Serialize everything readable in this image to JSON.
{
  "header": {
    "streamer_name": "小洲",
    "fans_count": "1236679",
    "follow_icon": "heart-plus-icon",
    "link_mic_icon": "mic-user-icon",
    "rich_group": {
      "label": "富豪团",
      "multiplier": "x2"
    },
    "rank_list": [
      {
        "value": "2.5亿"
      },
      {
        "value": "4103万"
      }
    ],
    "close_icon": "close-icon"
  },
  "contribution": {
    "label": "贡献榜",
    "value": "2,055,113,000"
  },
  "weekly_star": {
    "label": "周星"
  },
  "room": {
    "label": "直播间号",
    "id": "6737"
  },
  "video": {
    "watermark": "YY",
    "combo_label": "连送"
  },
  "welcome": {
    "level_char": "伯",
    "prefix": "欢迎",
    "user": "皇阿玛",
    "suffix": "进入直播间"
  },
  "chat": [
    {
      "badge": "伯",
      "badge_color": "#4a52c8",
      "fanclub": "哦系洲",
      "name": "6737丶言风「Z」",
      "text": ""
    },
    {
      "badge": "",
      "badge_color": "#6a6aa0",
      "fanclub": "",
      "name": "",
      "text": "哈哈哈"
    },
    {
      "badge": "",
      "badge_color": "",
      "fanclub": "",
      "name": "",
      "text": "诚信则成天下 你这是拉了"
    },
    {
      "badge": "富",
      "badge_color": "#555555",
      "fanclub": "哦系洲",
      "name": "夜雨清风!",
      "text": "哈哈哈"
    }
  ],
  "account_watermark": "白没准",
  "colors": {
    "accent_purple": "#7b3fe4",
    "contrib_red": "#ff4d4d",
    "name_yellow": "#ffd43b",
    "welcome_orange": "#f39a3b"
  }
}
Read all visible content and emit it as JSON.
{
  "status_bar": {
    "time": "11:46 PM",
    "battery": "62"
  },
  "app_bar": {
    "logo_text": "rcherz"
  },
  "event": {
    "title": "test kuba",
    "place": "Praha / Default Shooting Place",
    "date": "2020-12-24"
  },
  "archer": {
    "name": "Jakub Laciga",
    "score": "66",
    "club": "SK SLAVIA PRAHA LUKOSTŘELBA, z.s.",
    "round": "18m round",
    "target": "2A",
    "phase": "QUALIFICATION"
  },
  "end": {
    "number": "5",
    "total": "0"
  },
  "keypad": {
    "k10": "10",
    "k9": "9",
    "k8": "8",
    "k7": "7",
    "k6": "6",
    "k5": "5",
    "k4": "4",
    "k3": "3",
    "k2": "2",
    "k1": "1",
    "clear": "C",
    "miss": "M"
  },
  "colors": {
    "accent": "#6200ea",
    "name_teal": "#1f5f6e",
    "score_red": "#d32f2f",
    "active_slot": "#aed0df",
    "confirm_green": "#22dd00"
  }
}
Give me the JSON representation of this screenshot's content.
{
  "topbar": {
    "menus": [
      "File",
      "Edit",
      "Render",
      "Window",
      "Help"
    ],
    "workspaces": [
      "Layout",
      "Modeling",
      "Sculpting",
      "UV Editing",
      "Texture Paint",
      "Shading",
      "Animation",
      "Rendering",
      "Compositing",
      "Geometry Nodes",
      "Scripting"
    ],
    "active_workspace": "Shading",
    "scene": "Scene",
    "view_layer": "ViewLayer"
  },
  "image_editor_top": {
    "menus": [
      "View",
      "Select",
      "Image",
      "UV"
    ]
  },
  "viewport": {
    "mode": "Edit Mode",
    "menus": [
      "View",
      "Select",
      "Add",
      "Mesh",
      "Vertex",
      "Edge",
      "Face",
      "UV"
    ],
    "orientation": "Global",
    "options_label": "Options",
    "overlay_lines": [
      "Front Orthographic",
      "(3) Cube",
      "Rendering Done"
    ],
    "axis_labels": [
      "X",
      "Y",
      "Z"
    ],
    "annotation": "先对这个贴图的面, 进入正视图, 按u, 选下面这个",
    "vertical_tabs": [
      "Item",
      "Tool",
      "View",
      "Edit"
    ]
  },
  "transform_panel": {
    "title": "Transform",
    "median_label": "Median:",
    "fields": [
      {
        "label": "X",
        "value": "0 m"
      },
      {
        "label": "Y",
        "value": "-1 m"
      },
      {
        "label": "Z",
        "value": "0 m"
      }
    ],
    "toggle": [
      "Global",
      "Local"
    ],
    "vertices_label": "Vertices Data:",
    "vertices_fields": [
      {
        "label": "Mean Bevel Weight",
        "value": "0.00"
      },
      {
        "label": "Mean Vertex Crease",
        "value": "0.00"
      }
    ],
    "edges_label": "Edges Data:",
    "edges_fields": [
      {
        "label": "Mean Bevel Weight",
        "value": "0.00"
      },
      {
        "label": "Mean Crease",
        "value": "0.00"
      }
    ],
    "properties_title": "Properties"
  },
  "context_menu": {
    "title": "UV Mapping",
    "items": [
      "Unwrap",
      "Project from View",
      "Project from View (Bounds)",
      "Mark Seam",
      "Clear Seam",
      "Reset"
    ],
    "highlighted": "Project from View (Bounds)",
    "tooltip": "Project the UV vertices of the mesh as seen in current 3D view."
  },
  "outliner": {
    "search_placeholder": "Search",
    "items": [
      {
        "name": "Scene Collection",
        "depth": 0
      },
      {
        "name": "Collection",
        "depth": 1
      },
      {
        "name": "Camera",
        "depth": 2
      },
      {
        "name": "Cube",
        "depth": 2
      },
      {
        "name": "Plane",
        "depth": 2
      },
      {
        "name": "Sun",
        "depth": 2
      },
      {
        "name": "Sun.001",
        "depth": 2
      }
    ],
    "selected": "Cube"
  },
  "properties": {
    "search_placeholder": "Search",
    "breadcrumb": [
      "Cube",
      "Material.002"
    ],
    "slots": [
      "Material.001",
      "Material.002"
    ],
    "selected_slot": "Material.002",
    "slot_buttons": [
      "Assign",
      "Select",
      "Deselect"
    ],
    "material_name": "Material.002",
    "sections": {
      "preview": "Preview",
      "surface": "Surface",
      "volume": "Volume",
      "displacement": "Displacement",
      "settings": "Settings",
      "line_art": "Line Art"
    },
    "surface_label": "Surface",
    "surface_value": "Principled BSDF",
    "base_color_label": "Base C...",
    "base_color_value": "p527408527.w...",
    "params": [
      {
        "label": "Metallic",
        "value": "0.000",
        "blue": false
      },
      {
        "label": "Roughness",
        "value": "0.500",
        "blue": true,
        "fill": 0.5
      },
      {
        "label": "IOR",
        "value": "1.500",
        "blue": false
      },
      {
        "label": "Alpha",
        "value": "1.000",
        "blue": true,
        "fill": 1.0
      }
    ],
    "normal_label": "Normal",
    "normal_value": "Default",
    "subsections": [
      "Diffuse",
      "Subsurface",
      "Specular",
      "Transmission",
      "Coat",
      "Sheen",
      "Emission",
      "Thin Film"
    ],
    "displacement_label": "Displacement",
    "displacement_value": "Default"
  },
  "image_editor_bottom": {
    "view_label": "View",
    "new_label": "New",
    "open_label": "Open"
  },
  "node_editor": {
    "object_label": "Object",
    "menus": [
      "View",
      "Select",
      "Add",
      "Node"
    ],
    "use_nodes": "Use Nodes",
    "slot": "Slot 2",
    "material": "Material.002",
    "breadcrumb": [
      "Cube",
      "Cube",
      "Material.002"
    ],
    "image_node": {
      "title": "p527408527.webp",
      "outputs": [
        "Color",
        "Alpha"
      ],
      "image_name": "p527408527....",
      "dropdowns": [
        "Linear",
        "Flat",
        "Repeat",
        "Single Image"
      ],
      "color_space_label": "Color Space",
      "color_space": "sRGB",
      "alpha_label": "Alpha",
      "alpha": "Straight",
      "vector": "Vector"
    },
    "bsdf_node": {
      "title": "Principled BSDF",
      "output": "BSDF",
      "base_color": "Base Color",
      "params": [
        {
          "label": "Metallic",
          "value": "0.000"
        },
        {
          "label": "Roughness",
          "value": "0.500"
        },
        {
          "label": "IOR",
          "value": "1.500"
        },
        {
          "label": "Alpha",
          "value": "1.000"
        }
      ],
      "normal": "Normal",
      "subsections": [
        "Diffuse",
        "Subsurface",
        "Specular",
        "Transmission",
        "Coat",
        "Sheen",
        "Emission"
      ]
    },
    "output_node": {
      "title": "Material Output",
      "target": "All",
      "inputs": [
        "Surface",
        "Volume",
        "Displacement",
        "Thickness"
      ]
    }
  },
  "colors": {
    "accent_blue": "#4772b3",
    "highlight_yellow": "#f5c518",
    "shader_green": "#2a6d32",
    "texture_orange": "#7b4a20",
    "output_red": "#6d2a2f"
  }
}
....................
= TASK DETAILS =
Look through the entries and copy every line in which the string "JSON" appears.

= OUTPUT =
Serialize everything readable in this image to JSON.
Read all visible content and emit it as JSON.
Give me the JSON representation of this screenshot's content.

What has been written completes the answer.